Clark is a maverick artist whose paintings have gained national and international recognition. He represented Australia at Documenta IX in Germany in 1992 and in 1994 won the John McCaughey Art Prize. In 1998 the Heide Museum of Modern Art in Melbourne mounted a retrospective of his work. Clark now lives in Syracuse and London. Martin met up with him again in 2002, and was able to establish a friendship with her former mentor on more equal grounds. The result of the friendship is her portrait/homage.
‘In this painting I have deliberately referred to a style of 19th-century portrait commonly taken in photographic studios,’ says Martin. ‘Such photographs were taken of members of the Kelly gang. These associations seemed appropriate to Clark because of the radical position he has always occupied in relation to the Australian art establishment. Photographic studios often made use of painted backdrops to evoke exotic settings. The backdrop here is Clark’s painting Jasperware (landscape). The pedestal he leans on evokes the tropes of the classical tradition that is so important to us both, whilst also playing with concepts of idealisation that are always present in the mentor/student relationship.’
Born in Melbourne in 1969, Martin graduated from the Victorian College of the Arts in 1993. Since then she has exhibited regularly in group and solo exhibitions, including a solo exhibition of portraits at Gallery 101 this year.
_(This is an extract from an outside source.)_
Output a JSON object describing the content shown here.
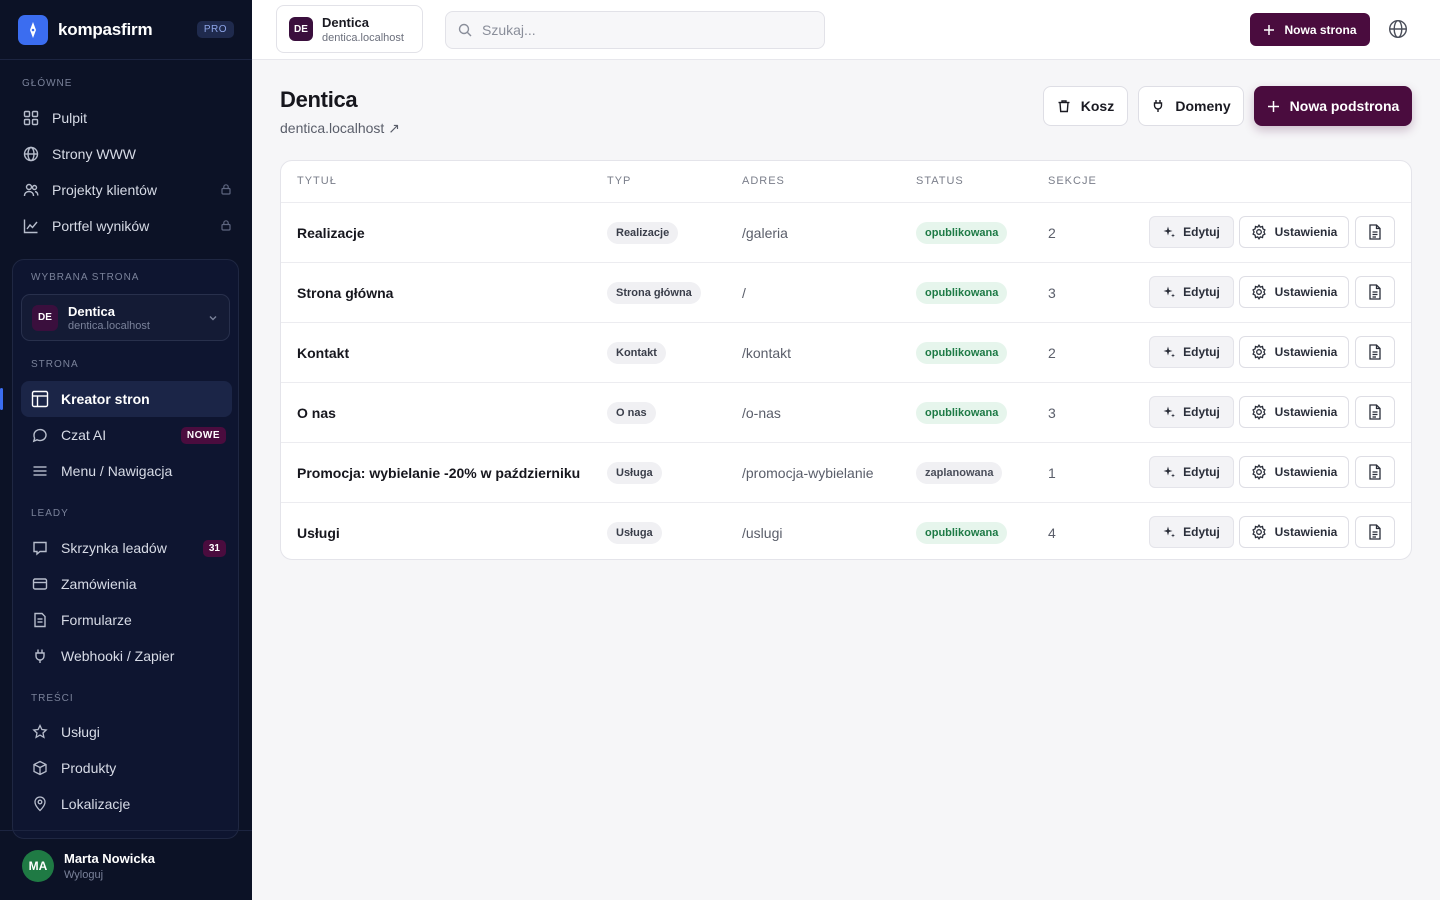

She was a finalist in the Doug Moran National Portrait Prize in 1998, the Portia Geach Memorial Award in 2000, 2001 and 2003, the Salon des Refusés in 2002 and Metro 5 Art Award in 2004. A part-time art and English teacher, Martin was commissioned by the National Portrait Gallery in 2001 and is also represented in the collections of the State Library of Victoria and Deakin University.